HOW TO COMPLETE THIS TASK: Repeat each line of the data below exactly, but skip the pictures.

──────── SOURCE DATA

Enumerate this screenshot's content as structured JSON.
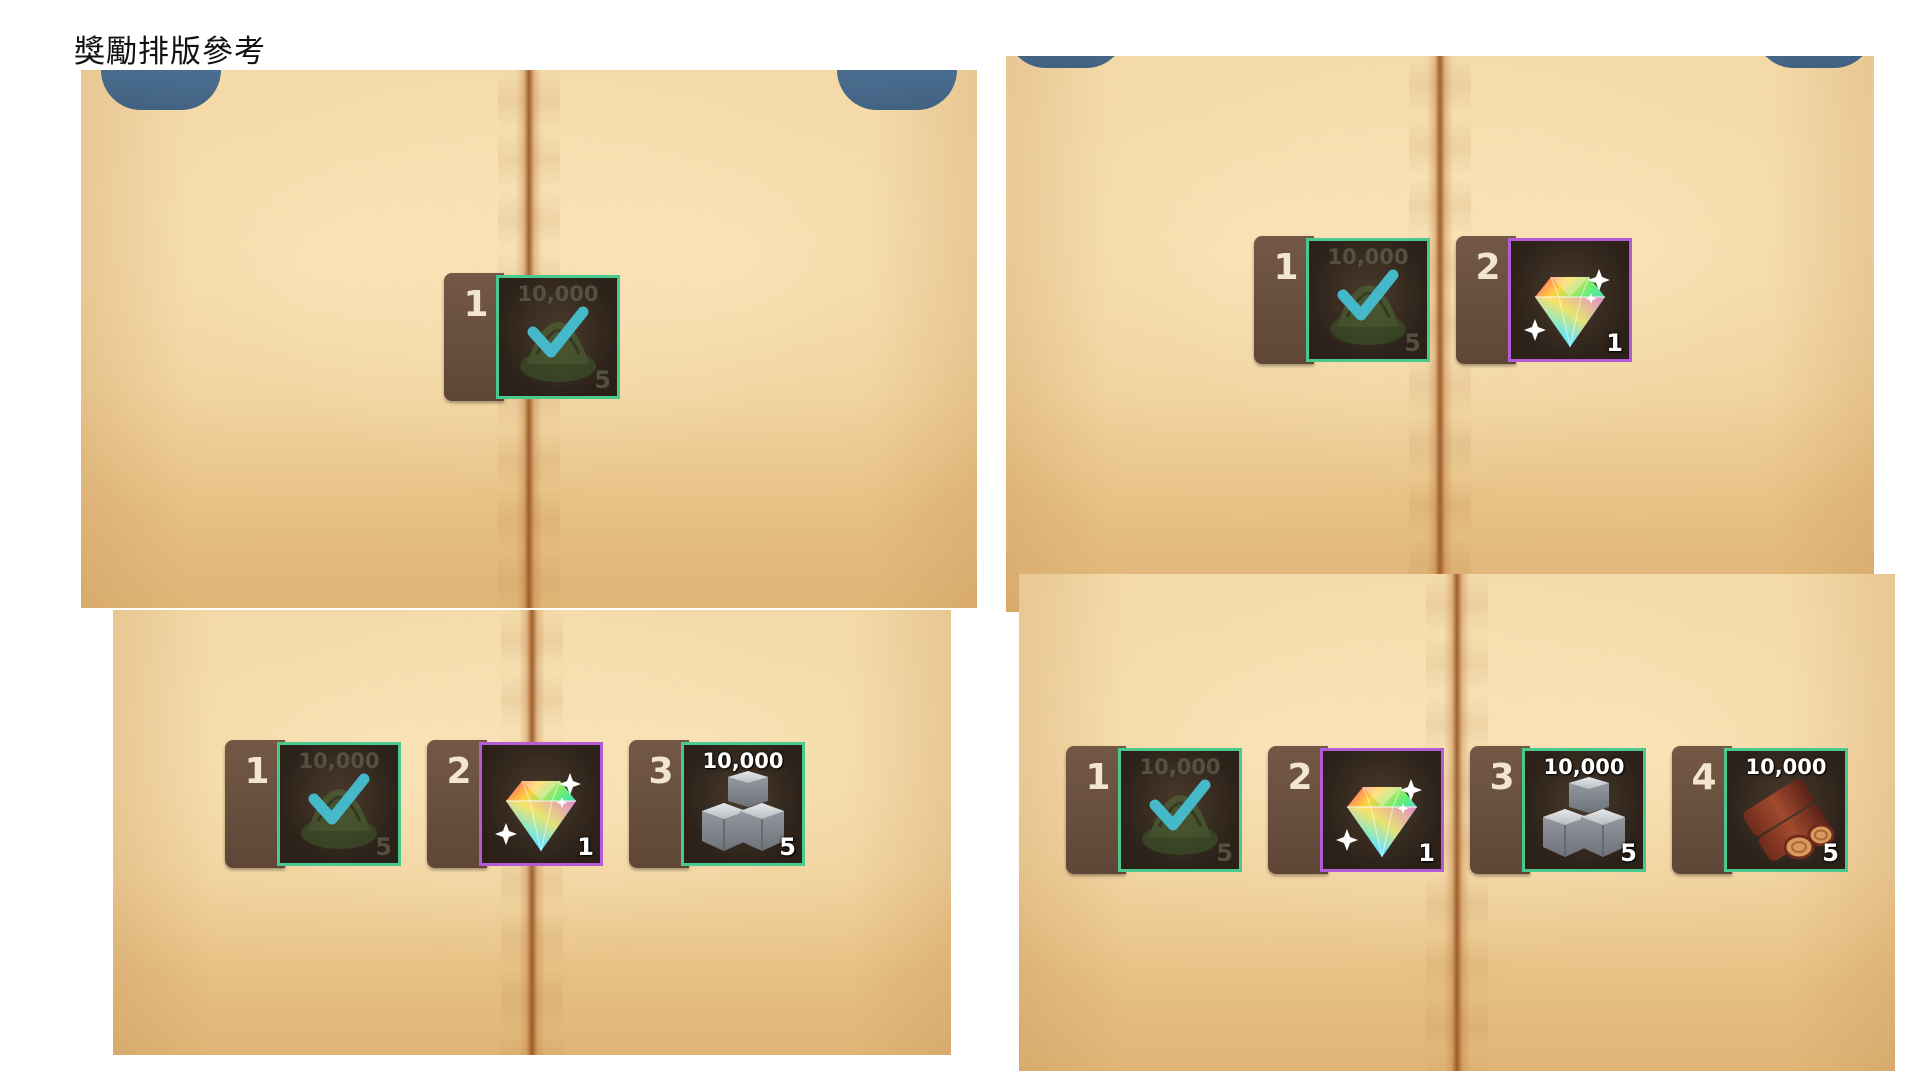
{
  "page": {
    "title": "獎勵排版參考"
  },
  "colors": {
    "claimed_border": "#49c98d",
    "epic_border": "#b45bd8",
    "index_tab": "#6a4f3e",
    "check": "#45b8c9"
  },
  "layouts": [
    {
      "rewards": [
        {
          "index": "1",
          "top": "10,000",
          "count": "5",
          "icon": "coin-pile-icon",
          "claimed": true
        }
      ]
    },
    {
      "rewards": [
        {
          "index": "1",
          "top": "10,000",
          "count": "5",
          "icon": "coin-pile-icon",
          "claimed": true
        },
        {
          "index": "2",
          "top": "",
          "count": "1",
          "icon": "rainbow-diamond-icon",
          "claimed": false
        }
      ]
    },
    {
      "rewards": [
        {
          "index": "1",
          "top": "10,000",
          "count": "5",
          "icon": "coin-pile-icon",
          "claimed": true
        },
        {
          "index": "2",
          "top": "",
          "count": "1",
          "icon": "rainbow-diamond-icon",
          "claimed": false
        },
        {
          "index": "3",
          "top": "10,000",
          "count": "5",
          "icon": "stone-blocks-icon",
          "claimed": false
        }
      ]
    },
    {
      "rewards": [
        {
          "index": "1",
          "top": "10,000",
          "count": "5",
          "icon": "coin-pile-icon",
          "claimed": true
        },
        {
          "index": "2",
          "top": "",
          "count": "1",
          "icon": "rainbow-diamond-icon",
          "claimed": false
        },
        {
          "index": "3",
          "top": "10,000",
          "count": "5",
          "icon": "stone-blocks-icon",
          "claimed": false
        },
        {
          "index": "4",
          "top": "10,000",
          "count": "5",
          "icon": "wood-logs-icon",
          "claimed": false
        }
      ]
    }
  ]
}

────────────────

OUTPUT FOR THIS TASK:
Enumerate this screenshot's content as structured JSON.
{
  "page": {
    "title": "獎勵排版參考"
  },
  "colors": {
    "claimed_border": "#49c98d",
    "epic_border": "#b45bd8",
    "index_tab": "#6a4f3e",
    "check": "#45b8c9"
  },
  "layouts": [
    {
      "rewards": [
        {
          "index": "1",
          "top": "10,000",
          "count": "5",
          "icon": "coin-pile-icon",
          "claimed": true
        }
      ]
    },
    {
      "rewards": [
        {
          "index": "1",
          "top": "10,000",
          "count": "5",
          "icon": "coin-pile-icon",
          "claimed": true
        },
        {
          "index": "2",
          "top": "",
          "count": "1",
          "icon": "rainbow-diamond-icon",
          "claimed": false
        }
      ]
    },
    {
      "rewards": [
        {
          "index": "1",
          "top": "10,000",
          "count": "5",
          "icon": "coin-pile-icon",
          "claimed": true
        },
        {
          "index": "2",
          "top": "",
          "count": "1",
          "icon": "rainbow-diamond-icon",
          "claimed": false
        },
        {
          "index": "3",
          "top": "10,000",
          "count": "5",
          "icon": "stone-blocks-icon",
          "claimed": false
        }
      ]
    },
    {
      "rewards": [
        {
          "index": "1",
          "top": "10,000",
          "count": "5",
          "icon": "coin-pile-icon",
          "claimed": true
        },
        {
          "index": "2",
          "top": "",
          "count": "1",
          "icon": "rainbow-diamond-icon",
          "claimed": false
        },
        {
          "index": "3",
          "top": "10,000",
          "count": "5",
          "icon": "stone-blocks-icon",
          "claimed": false
        },
        {
          "index": "4",
          "top": "10,000",
          "count": "5",
          "icon": "wood-logs-icon",
          "claimed": false
        }
      ]
    }
  ]
}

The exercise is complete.